State-run banks’ performance in terms of deposit mobilization and asset creation—two important business parameters—was also outstanding. Except for Union Bank of India, Uco Bank, and SBI and its two associate banks, all banks exceeded their deposit mobilization targets, some of them by yards. For instance, Syndicate Bank’s deposit grew by close to 49% against a target of 20.08%. In the case of IDBI Bank, deposits grew by 66.75% against a commitment of 34.61%. Indian Overseas Bank saw its deposit growing 36% against a 14% target and both Bank of Baroda and Vijaya Bank’s deposit kitty rose by more than 33% and 36%, respectively, against a target of slightly more than 20%.

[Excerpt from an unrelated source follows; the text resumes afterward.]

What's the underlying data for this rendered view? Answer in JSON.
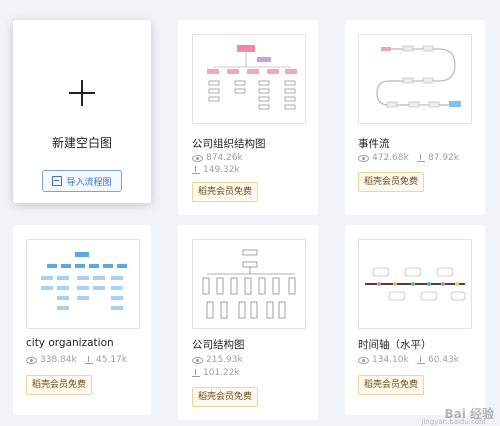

Similarly, only a few banks failed to achieve the target they had set for growing loan advances. SBI is one of them, as is Union Bank and two SBI associates. Bangalore-based Vijaya Bank’s loan advances grew more than 44% against a target of 28.90%. Syndicate Bank saw more than 42% advance growth though it committed 29.33%. Similarly, Kolkata-based United Bank of India’s advances grew 42% against 27.20%.

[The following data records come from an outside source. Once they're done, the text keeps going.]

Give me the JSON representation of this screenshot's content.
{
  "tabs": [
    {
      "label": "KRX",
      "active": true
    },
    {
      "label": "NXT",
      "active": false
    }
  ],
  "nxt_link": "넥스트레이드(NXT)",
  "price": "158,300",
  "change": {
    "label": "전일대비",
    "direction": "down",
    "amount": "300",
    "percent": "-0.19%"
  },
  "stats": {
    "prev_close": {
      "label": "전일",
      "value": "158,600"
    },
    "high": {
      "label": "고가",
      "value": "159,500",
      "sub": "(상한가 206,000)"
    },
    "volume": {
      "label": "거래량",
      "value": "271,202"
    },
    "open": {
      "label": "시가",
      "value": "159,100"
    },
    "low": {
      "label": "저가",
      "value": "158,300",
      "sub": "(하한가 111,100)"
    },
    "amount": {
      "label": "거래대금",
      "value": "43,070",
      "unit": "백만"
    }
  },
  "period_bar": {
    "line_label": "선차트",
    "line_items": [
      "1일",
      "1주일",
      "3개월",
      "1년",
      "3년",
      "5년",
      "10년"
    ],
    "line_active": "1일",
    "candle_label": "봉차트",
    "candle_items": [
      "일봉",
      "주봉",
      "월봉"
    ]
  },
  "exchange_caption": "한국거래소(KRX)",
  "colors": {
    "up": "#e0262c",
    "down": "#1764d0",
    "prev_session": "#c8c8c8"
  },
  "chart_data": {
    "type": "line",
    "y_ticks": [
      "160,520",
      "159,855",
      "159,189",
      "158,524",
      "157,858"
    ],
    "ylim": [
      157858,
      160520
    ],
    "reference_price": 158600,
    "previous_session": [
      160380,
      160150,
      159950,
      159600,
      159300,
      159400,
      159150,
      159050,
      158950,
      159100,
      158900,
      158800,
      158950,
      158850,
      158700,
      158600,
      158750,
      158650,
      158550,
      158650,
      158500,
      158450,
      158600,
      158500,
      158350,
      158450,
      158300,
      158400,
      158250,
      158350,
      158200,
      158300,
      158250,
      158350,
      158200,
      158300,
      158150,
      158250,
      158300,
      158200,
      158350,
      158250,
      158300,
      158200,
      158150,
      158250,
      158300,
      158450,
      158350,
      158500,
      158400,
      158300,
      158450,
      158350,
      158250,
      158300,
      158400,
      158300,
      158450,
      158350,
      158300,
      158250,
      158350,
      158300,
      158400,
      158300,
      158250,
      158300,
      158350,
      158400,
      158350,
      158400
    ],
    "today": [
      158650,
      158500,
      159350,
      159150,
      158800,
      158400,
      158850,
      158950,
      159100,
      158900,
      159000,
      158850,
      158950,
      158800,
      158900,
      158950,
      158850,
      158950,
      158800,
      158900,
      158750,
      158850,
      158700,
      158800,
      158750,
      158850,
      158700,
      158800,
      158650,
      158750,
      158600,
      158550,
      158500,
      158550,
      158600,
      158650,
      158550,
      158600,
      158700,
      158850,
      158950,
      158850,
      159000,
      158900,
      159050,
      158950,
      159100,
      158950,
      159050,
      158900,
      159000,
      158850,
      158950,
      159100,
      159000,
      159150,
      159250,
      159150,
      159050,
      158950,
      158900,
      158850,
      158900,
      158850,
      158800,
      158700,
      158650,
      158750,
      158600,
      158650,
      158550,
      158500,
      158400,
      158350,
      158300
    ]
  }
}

One parameter where most of the banks failed to keep their promise was in paring their net non-performing assets. Except for PNB, Allahabad Bank and Oriental Bank of Commerce, other banks could not keep their promise in containing their stressed assets. Return on assets was another area where they fared poorly.
The bonus was paid on the basis of targets set in the “annual statement of intent” drawn up in the beginning of the year. Their statement listed 16 performance parameters that included deposits, advances, net profit, return on assets, return on net worth, earnings per share, net interest margin, capital adequacy ratio, cost-income ratio, non-performing assets and so on. CEOs who were able to achieve 80% of the targets were eligible to get Rs8 lakh performance-linked bonus, while Rs6 lakh went to those who had been able to achieve about 60% of the targets.
Overall, Indian Bank, Indian Overseas Bank, Bank of India, Corporation Bank and Bank of Baroda achieved most of the business targets they set for themselves at the beginning of the year. So, one can assume that the CEOs of these banks got the maximum bonus.
Nobody is grudging their hard-earned bonuses and they, in fact, should get more. But it’s no fun setting modest targets that can be achieved and easily exceeded. Let them set for themselves stiffer targets.
Postscript: Actually, the bonus cheques were credited to the accounts of CEOs and their deputies quite sometime back. But most of them are planning to spend the money now as they would like to believe it’s a Diwali gift from the government. The ministry put in place the performance-linked bonus system early this year, but it takes effect from fiscal 2006. So, those who have been at the helm for last two years, have got two cheques! Not a bad Diwali for public sector bank CEOs.
Tamal Bandyopadhyay keeps a close eye on all things banking from his perch as the Mumbai Bureau Chief of Mint. Please email comments to firstname.lastname@example.org